§ **WHAT TO DO**: Give back each line of the listing below that contains the string "true".

[[ AVAILABLE RECORDS open ]]

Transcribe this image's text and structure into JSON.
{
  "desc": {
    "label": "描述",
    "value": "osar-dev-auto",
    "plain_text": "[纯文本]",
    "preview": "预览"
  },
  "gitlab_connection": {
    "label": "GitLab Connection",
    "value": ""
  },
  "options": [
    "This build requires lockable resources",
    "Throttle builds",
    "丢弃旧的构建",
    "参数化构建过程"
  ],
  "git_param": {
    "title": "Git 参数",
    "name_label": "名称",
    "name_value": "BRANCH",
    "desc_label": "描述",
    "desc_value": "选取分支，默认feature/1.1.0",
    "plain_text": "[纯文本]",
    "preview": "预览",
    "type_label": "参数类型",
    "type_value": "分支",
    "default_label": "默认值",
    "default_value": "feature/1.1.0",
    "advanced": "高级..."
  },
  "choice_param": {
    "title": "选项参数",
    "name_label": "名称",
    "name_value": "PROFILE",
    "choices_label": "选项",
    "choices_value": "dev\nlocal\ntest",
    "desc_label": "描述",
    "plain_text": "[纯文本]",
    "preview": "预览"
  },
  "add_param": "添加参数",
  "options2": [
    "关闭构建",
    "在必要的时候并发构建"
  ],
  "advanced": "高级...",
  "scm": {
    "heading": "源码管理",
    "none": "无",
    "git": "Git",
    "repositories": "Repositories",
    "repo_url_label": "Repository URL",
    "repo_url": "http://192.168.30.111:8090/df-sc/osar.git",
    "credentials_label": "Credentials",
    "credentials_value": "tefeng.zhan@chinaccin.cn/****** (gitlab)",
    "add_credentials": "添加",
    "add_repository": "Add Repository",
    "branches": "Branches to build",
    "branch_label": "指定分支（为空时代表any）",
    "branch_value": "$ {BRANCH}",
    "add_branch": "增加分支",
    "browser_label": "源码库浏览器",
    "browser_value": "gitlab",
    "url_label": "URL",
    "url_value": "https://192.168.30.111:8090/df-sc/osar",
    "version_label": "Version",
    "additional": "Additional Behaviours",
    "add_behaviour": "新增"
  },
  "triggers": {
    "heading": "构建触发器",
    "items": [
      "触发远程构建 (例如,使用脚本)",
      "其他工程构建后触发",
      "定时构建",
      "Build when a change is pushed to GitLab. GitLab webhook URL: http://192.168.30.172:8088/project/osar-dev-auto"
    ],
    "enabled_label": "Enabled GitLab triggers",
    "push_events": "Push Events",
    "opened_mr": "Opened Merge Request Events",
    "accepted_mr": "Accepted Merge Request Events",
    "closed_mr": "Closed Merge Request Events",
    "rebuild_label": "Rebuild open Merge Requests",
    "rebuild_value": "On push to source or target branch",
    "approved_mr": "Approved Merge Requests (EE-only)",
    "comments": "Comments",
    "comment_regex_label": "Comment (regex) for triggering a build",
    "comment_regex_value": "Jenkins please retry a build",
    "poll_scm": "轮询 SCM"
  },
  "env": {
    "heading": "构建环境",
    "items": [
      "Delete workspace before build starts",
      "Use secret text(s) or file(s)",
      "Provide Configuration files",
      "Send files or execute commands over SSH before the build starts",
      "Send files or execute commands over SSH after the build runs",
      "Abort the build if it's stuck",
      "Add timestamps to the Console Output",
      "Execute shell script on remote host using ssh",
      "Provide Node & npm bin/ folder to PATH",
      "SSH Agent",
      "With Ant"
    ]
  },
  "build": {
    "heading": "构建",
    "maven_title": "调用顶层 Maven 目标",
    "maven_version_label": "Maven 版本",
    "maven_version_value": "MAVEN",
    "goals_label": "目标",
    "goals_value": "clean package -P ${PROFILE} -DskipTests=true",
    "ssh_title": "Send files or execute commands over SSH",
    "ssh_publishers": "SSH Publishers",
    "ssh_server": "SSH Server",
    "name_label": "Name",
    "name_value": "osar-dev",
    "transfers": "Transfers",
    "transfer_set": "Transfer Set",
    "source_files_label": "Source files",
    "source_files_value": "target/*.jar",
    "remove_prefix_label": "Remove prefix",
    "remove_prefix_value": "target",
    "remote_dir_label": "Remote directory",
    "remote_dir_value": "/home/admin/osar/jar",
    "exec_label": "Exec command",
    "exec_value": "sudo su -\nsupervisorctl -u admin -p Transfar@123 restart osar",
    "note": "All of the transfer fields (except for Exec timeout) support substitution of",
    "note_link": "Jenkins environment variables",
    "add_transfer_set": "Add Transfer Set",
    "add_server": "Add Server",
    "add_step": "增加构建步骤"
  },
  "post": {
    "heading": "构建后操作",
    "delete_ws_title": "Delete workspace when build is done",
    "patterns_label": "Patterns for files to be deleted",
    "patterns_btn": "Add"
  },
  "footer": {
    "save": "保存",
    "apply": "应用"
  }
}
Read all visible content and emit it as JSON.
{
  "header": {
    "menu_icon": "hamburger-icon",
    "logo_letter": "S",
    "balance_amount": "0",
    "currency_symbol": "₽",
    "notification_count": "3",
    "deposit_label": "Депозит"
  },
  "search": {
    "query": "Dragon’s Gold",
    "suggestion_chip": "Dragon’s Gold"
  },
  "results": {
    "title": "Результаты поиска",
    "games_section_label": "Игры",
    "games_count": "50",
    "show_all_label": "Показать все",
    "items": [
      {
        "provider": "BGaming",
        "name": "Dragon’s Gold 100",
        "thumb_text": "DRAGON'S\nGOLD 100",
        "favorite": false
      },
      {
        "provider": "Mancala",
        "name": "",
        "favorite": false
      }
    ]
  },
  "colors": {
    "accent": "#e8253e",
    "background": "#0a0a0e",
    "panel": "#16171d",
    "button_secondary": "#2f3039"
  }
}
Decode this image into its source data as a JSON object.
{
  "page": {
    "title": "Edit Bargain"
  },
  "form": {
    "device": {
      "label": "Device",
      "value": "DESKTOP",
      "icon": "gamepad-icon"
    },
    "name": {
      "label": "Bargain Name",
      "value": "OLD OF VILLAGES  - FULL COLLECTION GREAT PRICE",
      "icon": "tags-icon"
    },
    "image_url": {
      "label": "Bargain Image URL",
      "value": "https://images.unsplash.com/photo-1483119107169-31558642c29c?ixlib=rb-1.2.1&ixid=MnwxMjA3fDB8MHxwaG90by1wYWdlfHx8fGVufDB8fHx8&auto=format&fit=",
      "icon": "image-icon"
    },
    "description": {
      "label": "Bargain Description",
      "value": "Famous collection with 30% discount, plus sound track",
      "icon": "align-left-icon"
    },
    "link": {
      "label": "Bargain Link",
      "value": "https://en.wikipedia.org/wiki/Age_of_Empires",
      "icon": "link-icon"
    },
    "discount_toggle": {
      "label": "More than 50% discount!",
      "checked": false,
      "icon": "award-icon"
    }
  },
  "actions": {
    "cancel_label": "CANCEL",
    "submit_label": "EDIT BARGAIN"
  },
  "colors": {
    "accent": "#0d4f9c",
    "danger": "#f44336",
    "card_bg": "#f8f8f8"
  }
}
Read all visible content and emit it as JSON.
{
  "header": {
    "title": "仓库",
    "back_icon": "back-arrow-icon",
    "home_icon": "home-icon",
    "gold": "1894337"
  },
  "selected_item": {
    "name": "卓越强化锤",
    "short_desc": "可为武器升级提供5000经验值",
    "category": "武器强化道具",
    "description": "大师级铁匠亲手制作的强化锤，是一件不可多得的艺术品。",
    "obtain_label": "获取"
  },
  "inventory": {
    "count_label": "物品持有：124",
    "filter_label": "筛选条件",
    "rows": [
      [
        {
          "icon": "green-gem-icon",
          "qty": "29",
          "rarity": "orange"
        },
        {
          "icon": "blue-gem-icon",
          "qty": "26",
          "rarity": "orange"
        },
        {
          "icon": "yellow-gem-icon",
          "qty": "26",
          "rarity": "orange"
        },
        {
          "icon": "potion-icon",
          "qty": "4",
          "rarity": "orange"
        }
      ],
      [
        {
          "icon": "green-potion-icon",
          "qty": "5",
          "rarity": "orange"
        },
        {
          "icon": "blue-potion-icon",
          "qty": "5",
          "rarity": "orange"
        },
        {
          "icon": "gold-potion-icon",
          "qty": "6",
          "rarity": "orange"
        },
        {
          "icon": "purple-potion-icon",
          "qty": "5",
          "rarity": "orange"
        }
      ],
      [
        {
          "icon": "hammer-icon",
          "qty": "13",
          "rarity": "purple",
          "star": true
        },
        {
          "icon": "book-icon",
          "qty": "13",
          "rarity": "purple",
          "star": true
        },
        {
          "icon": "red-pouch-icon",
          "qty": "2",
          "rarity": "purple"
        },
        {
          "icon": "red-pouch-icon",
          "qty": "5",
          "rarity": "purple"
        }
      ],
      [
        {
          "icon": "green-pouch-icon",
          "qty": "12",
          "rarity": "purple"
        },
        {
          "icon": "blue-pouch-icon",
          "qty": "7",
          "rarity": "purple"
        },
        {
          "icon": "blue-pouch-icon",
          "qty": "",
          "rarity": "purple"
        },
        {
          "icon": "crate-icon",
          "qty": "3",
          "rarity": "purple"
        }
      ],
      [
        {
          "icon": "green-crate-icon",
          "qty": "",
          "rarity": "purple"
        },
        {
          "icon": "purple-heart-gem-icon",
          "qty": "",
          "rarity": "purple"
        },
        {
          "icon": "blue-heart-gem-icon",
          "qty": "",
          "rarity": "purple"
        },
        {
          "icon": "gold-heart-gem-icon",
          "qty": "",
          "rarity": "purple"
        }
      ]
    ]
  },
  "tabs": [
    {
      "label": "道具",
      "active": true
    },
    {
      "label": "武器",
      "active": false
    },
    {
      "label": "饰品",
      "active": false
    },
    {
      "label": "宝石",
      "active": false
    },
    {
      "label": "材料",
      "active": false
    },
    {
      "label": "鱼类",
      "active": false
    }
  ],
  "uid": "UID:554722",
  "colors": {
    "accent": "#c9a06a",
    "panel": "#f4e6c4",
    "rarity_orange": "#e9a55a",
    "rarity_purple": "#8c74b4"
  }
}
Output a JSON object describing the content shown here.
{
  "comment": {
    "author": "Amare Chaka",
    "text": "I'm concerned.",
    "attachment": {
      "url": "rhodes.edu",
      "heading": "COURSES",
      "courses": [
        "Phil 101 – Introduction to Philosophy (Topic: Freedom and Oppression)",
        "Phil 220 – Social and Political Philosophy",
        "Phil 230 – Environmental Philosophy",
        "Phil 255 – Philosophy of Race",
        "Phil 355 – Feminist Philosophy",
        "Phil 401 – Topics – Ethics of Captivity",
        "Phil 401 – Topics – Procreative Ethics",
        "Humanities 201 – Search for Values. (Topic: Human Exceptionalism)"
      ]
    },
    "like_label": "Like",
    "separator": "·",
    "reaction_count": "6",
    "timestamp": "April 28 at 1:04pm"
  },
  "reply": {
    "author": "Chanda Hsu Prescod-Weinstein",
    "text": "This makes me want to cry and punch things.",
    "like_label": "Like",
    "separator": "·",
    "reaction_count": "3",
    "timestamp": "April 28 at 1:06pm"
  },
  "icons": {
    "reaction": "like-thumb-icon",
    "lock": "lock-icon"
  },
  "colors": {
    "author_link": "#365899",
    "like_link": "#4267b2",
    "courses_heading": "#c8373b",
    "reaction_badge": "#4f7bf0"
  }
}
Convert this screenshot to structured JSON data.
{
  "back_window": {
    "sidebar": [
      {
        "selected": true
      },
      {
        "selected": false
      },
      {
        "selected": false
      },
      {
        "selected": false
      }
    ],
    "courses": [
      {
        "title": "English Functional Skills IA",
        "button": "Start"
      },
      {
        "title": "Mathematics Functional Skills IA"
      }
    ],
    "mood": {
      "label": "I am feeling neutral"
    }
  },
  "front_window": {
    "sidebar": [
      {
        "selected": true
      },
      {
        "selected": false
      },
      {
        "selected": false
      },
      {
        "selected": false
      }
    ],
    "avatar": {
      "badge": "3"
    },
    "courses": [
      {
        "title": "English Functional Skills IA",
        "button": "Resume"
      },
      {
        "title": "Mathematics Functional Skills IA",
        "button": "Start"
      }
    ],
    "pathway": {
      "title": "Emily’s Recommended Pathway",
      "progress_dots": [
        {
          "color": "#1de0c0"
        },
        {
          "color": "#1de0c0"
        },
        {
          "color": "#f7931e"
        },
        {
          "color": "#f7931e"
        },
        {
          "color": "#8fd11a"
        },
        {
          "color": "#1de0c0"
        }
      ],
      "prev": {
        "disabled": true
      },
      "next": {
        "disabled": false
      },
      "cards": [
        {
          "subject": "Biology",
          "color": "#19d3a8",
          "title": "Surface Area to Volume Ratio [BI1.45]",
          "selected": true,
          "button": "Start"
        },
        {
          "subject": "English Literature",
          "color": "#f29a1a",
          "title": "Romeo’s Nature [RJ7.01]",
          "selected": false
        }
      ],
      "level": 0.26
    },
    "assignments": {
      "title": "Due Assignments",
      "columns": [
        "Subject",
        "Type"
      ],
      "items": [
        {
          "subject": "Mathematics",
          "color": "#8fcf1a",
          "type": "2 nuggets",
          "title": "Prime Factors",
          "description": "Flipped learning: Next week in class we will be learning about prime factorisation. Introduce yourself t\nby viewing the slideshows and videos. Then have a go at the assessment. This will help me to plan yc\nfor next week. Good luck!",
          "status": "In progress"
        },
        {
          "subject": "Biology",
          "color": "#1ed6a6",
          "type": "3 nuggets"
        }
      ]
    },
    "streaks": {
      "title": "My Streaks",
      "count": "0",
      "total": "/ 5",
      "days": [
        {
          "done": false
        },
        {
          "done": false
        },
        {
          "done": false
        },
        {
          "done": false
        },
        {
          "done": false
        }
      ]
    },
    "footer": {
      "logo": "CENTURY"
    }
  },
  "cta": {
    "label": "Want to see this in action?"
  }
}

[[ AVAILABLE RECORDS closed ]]

§ **TASK SOLUTION**:
    "goals_value": "clean package -P ${PROFILE} -DskipTests=true",
          "star": true
          "star": true
      "active": true
        "selected": true
        "selected": true
        "disabled": true
          "selected": true,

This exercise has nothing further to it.